** Dataset records follows **

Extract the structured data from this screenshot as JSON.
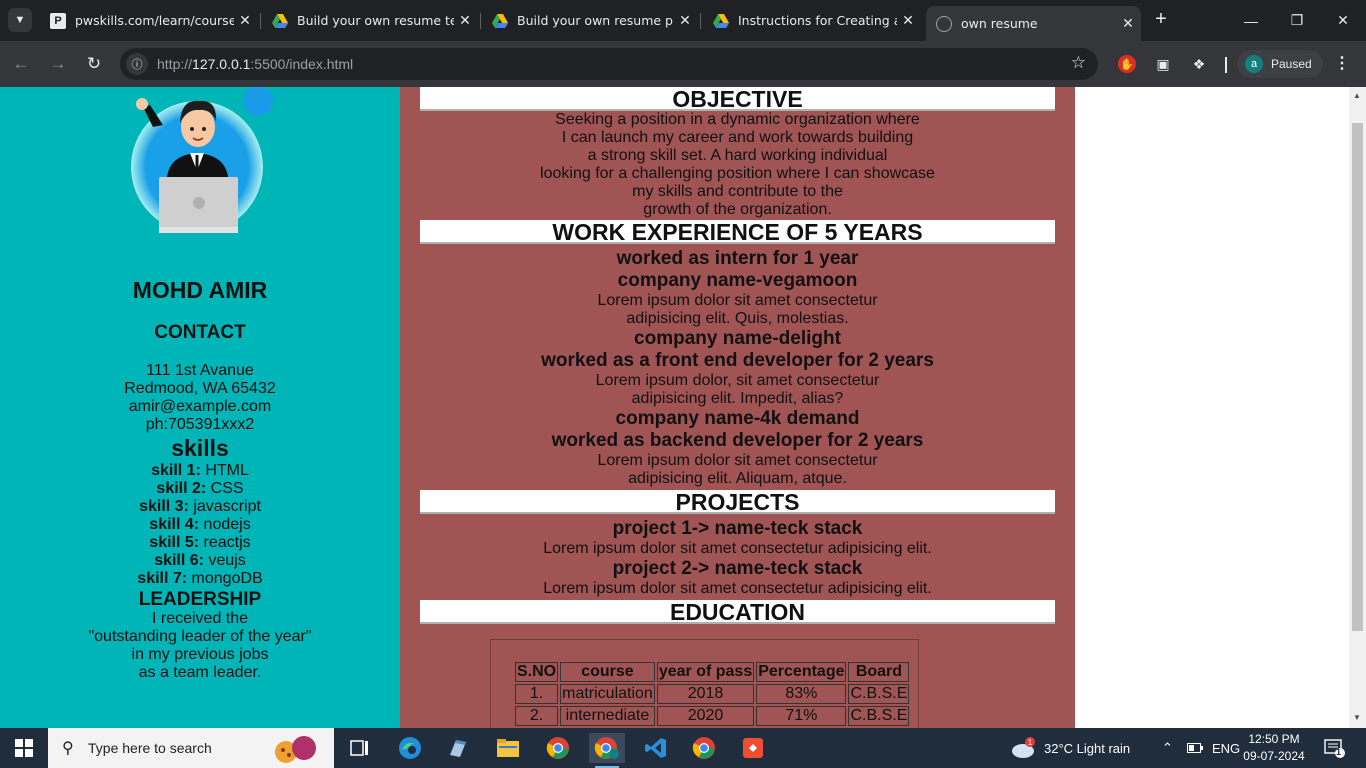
{
  "browser": {
    "tabs": [
      {
        "title": "pwskills.com/learn/course/fu",
        "icon": "pwskills-icon"
      },
      {
        "title": "Build your own resume temp",
        "icon": "google-drive-icon"
      },
      {
        "title": "Build your own resume proje",
        "icon": "google-drive-icon"
      },
      {
        "title": "Instructions for Creating and",
        "icon": "google-drive-icon"
      },
      {
        "title": "own resume",
        "icon": "globe-icon",
        "active": true
      }
    ],
    "new_tab": "+",
    "url_host": "http://",
    "url_domain": "127.0.0.1",
    "url_rest": ":5500/index.html",
    "profile_initial": "a",
    "profile_status": "Paused"
  },
  "sidebar": {
    "name": "MOHD AMIR",
    "contact_heading": "CONTACT",
    "address": [
      "111 1st Avanue",
      "Redmood, WA 65432",
      "amir@example.com",
      "ph:705391xxx2"
    ],
    "skills_heading": "skills",
    "skills": [
      {
        "label": "skill 1:",
        "value": " HTML"
      },
      {
        "label": "skill 2:",
        "value": " CSS"
      },
      {
        "label": "skill 3:",
        "value": " javascript"
      },
      {
        "label": "skill 4:",
        "value": " nodejs"
      },
      {
        "label": "skill 5:",
        "value": " reactjs"
      },
      {
        "label": "skill 6:",
        "value": " veujs"
      },
      {
        "label": "skill 7:",
        "value": " mongoDB"
      }
    ],
    "leadership_heading": "LEADERSHIP",
    "leadership": [
      "I received the",
      "\"outstanding leader of the year\"",
      "in my previous jobs",
      "as a team leader."
    ]
  },
  "main": {
    "objective_heading": "OBJECTIVE",
    "objective": [
      "Seeking a position in a dynamic organization where",
      "I can launch my career and work towards building",
      "a strong skill set. A hard working individual",
      "looking for a challenging position where I can showcase",
      "my skills and contribute to the",
      "growth of the organization."
    ],
    "work_heading": "WORK EXPERIENCE OF 5 YEARS",
    "work": {
      "intern": "worked as intern for 1 year",
      "company1": "company name-vegamoon",
      "desc1": [
        "Lorem ipsum dolor sit amet consectetur",
        "adipisicing elit. Quis, molestias."
      ],
      "company2": "company name-delight",
      "role2": "worked as a front end developer for 2 years",
      "desc2": [
        "Lorem ipsum dolor, sit amet consectetur",
        "adipisicing elit. Impedit, alias?"
      ],
      "company3": "company name-4k demand",
      "role3": "worked as backend developer for 2 years",
      "desc3": [
        "Lorem ipsum dolor sit amet consectetur",
        "adipisicing elit. Aliquam, atque."
      ]
    },
    "projects_heading": "PROJECTS",
    "projects": [
      {
        "title": "project 1-> name-teck stack",
        "desc": "Lorem ipsum dolor sit amet consectetur adipisicing elit."
      },
      {
        "title": "project 2-> name-teck stack",
        "desc": "Lorem ipsum dolor sit amet consectetur adipisicing elit."
      }
    ],
    "education_heading": "EDUCATION",
    "education_table": {
      "headers": [
        "S.NO",
        "course",
        "year of pass",
        "Percentage",
        "Board"
      ],
      "rows": [
        [
          "1.",
          "matriculation",
          "2018",
          "83%",
          "C.B.S.E"
        ],
        [
          "2.",
          "internediate",
          "2020",
          "71%",
          "C.B.S.E"
        ]
      ]
    }
  },
  "taskbar": {
    "search_placeholder": "Type here to search",
    "weather": "32°C  Light rain",
    "language": "ENG",
    "time": "12:50 PM",
    "date": "09-07-2024",
    "notification_count": "1",
    "weather_badge": "1"
  },
  "colors": {
    "sidebar_bg": "#00b5b8",
    "main_bg": "#a05454",
    "taskbar_bg": "#1f2d3d"
  }
}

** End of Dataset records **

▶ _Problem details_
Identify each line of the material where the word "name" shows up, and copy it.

▶ _Solution below_
    "name": "MOHD AMIR",
      "company1": "company name-vegamoon",
      "company2": "company name-delight",
      "company3": "company name-4k demand",
        "title": "project 1-> name-teck stack",
        "title": "project 2-> name-teck stack",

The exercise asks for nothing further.